::: Data for analysis :::

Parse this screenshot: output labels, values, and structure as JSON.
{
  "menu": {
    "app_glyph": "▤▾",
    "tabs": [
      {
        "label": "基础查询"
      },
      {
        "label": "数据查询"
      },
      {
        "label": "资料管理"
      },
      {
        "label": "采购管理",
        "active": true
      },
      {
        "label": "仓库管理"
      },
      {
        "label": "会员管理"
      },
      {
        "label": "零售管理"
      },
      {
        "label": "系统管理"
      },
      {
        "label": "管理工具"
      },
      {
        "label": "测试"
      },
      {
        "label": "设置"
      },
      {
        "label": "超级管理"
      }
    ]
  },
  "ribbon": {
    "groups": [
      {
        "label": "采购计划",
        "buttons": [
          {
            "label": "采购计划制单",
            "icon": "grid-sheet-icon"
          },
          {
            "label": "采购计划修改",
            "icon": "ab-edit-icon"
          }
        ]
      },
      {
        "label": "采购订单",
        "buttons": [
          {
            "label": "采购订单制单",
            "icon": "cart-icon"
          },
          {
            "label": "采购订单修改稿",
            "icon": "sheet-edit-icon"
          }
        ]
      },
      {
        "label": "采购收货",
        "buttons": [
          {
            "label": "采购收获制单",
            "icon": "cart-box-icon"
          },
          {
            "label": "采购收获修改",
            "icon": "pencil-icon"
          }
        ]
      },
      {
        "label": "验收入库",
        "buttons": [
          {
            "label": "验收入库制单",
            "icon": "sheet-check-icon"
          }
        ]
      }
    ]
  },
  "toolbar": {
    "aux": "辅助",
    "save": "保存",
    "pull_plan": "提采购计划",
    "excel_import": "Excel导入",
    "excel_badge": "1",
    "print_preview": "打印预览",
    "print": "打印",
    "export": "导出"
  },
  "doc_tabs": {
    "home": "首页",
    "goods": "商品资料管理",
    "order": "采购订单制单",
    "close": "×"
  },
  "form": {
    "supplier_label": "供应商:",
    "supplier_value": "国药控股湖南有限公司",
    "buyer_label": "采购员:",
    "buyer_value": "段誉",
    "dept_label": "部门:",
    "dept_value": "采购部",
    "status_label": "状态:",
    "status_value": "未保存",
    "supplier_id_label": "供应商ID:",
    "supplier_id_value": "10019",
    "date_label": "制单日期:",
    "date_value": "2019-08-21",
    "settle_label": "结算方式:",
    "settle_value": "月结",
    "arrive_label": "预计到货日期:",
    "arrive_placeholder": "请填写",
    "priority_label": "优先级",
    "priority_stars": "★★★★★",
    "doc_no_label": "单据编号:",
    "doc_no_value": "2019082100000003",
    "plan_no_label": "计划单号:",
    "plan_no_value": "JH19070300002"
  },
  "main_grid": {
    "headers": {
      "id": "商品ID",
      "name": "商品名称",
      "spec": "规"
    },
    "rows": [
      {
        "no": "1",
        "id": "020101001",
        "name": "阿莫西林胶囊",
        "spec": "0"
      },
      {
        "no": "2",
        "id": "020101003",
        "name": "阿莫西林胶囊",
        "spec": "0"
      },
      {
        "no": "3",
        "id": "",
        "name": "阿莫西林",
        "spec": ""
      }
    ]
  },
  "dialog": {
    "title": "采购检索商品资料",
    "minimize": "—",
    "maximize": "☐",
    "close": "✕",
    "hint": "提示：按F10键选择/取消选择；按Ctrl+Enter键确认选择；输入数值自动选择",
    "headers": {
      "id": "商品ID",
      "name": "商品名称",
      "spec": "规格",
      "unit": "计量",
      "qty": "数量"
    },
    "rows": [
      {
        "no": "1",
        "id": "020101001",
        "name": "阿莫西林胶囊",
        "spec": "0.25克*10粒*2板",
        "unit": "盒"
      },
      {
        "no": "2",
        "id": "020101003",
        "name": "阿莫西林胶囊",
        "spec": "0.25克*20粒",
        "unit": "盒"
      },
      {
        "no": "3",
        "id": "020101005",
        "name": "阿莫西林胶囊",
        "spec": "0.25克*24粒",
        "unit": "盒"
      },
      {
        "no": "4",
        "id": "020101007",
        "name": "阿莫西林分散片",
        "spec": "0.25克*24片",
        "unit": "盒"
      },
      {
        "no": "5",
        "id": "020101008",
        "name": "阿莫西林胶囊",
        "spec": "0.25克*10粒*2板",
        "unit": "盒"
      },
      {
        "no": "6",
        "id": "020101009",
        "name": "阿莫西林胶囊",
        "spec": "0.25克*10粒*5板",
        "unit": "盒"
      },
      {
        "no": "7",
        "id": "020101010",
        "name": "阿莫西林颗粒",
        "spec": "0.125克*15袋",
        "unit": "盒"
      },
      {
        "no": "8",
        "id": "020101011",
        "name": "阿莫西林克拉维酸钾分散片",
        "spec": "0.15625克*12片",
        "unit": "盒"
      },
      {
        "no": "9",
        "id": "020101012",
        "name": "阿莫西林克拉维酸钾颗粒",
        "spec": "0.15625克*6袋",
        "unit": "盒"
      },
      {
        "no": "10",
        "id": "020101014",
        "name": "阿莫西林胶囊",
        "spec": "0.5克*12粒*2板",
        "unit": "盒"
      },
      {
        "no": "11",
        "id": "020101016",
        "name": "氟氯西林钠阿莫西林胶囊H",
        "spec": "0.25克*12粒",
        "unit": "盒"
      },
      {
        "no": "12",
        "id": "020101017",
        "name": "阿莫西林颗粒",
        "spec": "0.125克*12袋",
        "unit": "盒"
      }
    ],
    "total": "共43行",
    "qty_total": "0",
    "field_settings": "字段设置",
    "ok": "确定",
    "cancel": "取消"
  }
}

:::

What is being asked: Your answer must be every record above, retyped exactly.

Exercise result:
Parse this screenshot: output labels, values, and structure as JSON.
{
  "menu": {
    "app_glyph": "▤▾",
    "tabs": [
      {
        "label": "基础查询"
      },
      {
        "label": "数据查询"
      },
      {
        "label": "资料管理"
      },
      {
        "label": "采购管理",
        "active": true
      },
      {
        "label": "仓库管理"
      },
      {
        "label": "会员管理"
      },
      {
        "label": "零售管理"
      },
      {
        "label": "系统管理"
      },
      {
        "label": "管理工具"
      },
      {
        "label": "测试"
      },
      {
        "label": "设置"
      },
      {
        "label": "超级管理"
      }
    ]
  },
  "ribbon": {
    "groups": [
      {
        "label": "采购计划",
        "buttons": [
          {
            "label": "采购计划制单",
            "icon": "grid-sheet-icon"
          },
          {
            "label": "采购计划修改",
            "icon": "ab-edit-icon"
          }
        ]
      },
      {
        "label": "采购订单",
        "buttons": [
          {
            "label": "采购订单制单",
            "icon": "cart-icon"
          },
          {
            "label": "采购订单修改稿",
            "icon": "sheet-edit-icon"
          }
        ]
      },
      {
        "label": "采购收货",
        "buttons": [
          {
            "label": "采购收获制单",
            "icon": "cart-box-icon"
          },
          {
            "label": "采购收获修改",
            "icon": "pencil-icon"
          }
        ]
      },
      {
        "label": "验收入库",
        "buttons": [
          {
            "label": "验收入库制单",
            "icon": "sheet-check-icon"
          }
        ]
      }
    ]
  },
  "toolbar": {
    "aux": "辅助",
    "save": "保存",
    "pull_plan": "提采购计划",
    "excel_import": "Excel导入",
    "excel_badge": "1",
    "print_preview": "打印预览",
    "print": "打印",
    "export": "导出"
  },
  "doc_tabs": {
    "home": "首页",
    "goods": "商品资料管理",
    "order": "采购订单制单",
    "close": "×"
  },
  "form": {
    "supplier_label": "供应商:",
    "supplier_value": "国药控股湖南有限公司",
    "buyer_label": "采购员:",
    "buyer_value": "段誉",
    "dept_label": "部门:",
    "dept_value": "采购部",
    "status_label": "状态:",
    "status_value": "未保存",
    "supplier_id_label": "供应商ID:",
    "supplier_id_value": "10019",
    "date_label": "制单日期:",
    "date_value": "2019-08-21",
    "settle_label": "结算方式:",
    "settle_value": "月结",
    "arrive_label": "预计到货日期:",
    "arrive_placeholder": "请填写",
    "priority_label": "优先级",
    "priority_stars": "★★★★★",
    "doc_no_label": "单据编号:",
    "doc_no_value": "2019082100000003",
    "plan_no_label": "计划单号:",
    "plan_no_value": "JH19070300002"
  },
  "main_grid": {
    "headers": {
      "id": "商品ID",
      "name": "商品名称",
      "spec": "规"
    },
    "rows": [
      {
        "no": "1",
        "id": "020101001",
        "name": "阿莫西林胶囊",
        "spec": "0"
      },
      {
        "no": "2",
        "id": "020101003",
        "name": "阿莫西林胶囊",
        "spec": "0"
      },
      {
        "no": "3",
        "id": "",
        "name": "阿莫西林",
        "spec": ""
      }
    ]
  },
  "dialog": {
    "title": "采购检索商品资料",
    "minimize": "—",
    "maximize": "☐",
    "close": "✕",
    "hint": "提示：按F10键选择/取消选择；按Ctrl+Enter键确认选择；输入数值自动选择",
    "headers": {
      "id": "商品ID",
      "name": "商品名称",
      "spec": "规格",
      "unit": "计量",
      "qty": "数量"
    },
    "rows": [
      {
        "no": "1",
        "id": "020101001",
        "name": "阿莫西林胶囊",
        "spec": "0.25克*10粒*2板",
        "unit": "盒"
      },
      {
        "no": "2",
        "id": "020101003",
        "name": "阿莫西林胶囊",
        "spec": "0.25克*20粒",
        "unit": "盒"
      },
      {
        "no": "3",
        "id": "020101005",
        "name": "阿莫西林胶囊",
        "spec": "0.25克*24粒",
        "unit": "盒"
      },
      {
        "no": "4",
        "id": "020101007",
        "name": "阿莫西林分散片",
        "spec": "0.25克*24片",
        "unit": "盒"
      },
      {
        "no": "5",
        "id": "020101008",
        "name": "阿莫西林胶囊",
        "spec": "0.25克*10粒*2板",
        "unit": "盒"
      },
      {
        "no": "6",
        "id": "020101009",
        "name": "阿莫西林胶囊",
        "spec": "0.25克*10粒*5板",
        "unit": "盒"
      },
      {
        "no": "7",
        "id": "020101010",
        "name": "阿莫西林颗粒",
        "spec": "0.125克*15袋",
        "unit": "盒"
      },
      {
        "no": "8",
        "id": "020101011",
        "name": "阿莫西林克拉维酸钾分散片",
        "spec": "0.15625克*12片",
        "unit": "盒"
      },
      {
        "no": "9",
        "id": "020101012",
        "name": "阿莫西林克拉维酸钾颗粒",
        "spec": "0.15625克*6袋",
        "unit": "盒"
      },
      {
        "no": "10",
        "id": "020101014",
        "name": "阿莫西林胶囊",
        "spec": "0.5克*12粒*2板",
        "unit": "盒"
      },
      {
        "no": "11",
        "id": "020101016",
        "name": "氟氯西林钠阿莫西林胶囊H",
        "spec": "0.25克*12粒",
        "unit": "盒"
      },
      {
        "no": "12",
        "id": "020101017",
        "name": "阿莫西林颗粒",
        "spec": "0.125克*12袋",
        "unit": "盒"
      }
    ],
    "total": "共43行",
    "qty_total": "0",
    "field_settings": "字段设置",
    "ok": "确定",
    "cancel": "取消"
  }
}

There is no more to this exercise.